■ PROBLEM ■
Exactly as they stand, the data below are to be printed again.

■ INPUT DATA ■
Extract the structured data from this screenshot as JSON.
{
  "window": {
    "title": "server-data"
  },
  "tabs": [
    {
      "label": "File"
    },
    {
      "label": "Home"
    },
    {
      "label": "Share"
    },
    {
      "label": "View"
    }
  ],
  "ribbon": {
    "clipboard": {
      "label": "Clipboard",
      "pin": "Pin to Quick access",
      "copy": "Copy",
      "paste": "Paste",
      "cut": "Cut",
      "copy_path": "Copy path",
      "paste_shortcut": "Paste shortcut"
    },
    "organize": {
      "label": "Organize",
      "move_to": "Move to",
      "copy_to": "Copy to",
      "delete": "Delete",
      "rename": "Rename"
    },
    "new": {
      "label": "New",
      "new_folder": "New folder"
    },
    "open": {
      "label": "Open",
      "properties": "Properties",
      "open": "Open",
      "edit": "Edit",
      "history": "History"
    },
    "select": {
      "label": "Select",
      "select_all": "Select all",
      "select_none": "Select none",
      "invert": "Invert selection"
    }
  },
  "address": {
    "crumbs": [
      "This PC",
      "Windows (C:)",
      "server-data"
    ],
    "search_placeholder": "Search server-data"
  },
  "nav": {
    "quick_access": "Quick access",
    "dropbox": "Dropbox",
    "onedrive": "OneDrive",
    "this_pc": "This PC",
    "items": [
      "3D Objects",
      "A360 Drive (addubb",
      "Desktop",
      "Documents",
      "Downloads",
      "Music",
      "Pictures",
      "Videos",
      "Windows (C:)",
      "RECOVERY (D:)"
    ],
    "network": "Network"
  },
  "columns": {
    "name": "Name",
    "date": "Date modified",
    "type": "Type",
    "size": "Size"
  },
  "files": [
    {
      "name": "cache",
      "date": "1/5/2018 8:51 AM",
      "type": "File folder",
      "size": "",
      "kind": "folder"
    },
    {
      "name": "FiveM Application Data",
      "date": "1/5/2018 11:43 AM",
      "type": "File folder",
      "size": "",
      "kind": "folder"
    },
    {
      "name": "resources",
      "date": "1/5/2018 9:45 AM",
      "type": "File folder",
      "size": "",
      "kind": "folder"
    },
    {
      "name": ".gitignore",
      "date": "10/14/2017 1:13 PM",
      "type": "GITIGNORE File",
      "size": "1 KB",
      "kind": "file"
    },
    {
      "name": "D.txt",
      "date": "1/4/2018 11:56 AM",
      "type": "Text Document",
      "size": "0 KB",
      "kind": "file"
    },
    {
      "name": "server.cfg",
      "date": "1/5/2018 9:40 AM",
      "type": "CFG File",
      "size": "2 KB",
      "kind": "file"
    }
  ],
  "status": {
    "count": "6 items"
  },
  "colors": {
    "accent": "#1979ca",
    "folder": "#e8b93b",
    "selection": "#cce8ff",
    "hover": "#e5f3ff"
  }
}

■ RESPONSE TO THIS TASK ■
Extract the structured data from this screenshot as JSON.
{
  "window": {
    "title": "server-data"
  },
  "tabs": [
    {
      "label": "File"
    },
    {
      "label": "Home"
    },
    {
      "label": "Share"
    },
    {
      "label": "View"
    }
  ],
  "ribbon": {
    "clipboard": {
      "label": "Clipboard",
      "pin": "Pin to Quick access",
      "copy": "Copy",
      "paste": "Paste",
      "cut": "Cut",
      "copy_path": "Copy path",
      "paste_shortcut": "Paste shortcut"
    },
    "organize": {
      "label": "Organize",
      "move_to": "Move to",
      "copy_to": "Copy to",
      "delete": "Delete",
      "rename": "Rename"
    },
    "new": {
      "label": "New",
      "new_folder": "New folder"
    },
    "open": {
      "label": "Open",
      "properties": "Properties",
      "open": "Open",
      "edit": "Edit",
      "history": "History"
    },
    "select": {
      "label": "Select",
      "select_all": "Select all",
      "select_none": "Select none",
      "invert": "Invert selection"
    }
  },
  "address": {
    "crumbs": [
      "This PC",
      "Windows (C:)",
      "server-data"
    ],
    "search_placeholder": "Search server-data"
  },
  "nav": {
    "quick_access": "Quick access",
    "dropbox": "Dropbox",
    "onedrive": "OneDrive",
    "this_pc": "This PC",
    "items": [
      "3D Objects",
      "A360 Drive (addubb",
      "Desktop",
      "Documents",
      "Downloads",
      "Music",
      "Pictures",
      "Videos",
      "Windows (C:)",
      "RECOVERY (D:)"
    ],
    "network": "Network"
  },
  "columns": {
    "name": "Name",
    "date": "Date modified",
    "type": "Type",
    "size": "Size"
  },
  "files": [
    {
      "name": "cache",
      "date": "1/5/2018 8:51 AM",
      "type": "File folder",
      "size": "",
      "kind": "folder"
    },
    {
      "name": "FiveM Application Data",
      "date": "1/5/2018 11:43 AM",
      "type": "File folder",
      "size": "",
      "kind": "folder"
    },
    {
      "name": "resources",
      "date": "1/5/2018 9:45 AM",
      "type": "File folder",
      "size": "",
      "kind": "folder"
    },
    {
      "name": ".gitignore",
      "date": "10/14/2017 1:13 PM",
      "type": "GITIGNORE File",
      "size": "1 KB",
      "kind": "file"
    },
    {
      "name": "D.txt",
      "date": "1/4/2018 11:56 AM",
      "type": "Text Document",
      "size": "0 KB",
      "kind": "file"
    },
    {
      "name": "server.cfg",
      "date": "1/5/2018 9:40 AM",
      "type": "CFG File",
      "size": "2 KB",
      "kind": "file"
    }
  ],
  "status": {
    "count": "6 items"
  },
  "colors": {
    "accent": "#1979ca",
    "folder": "#e8b93b",
    "selection": "#cce8ff",
    "hover": "#e5f3ff"
  }
}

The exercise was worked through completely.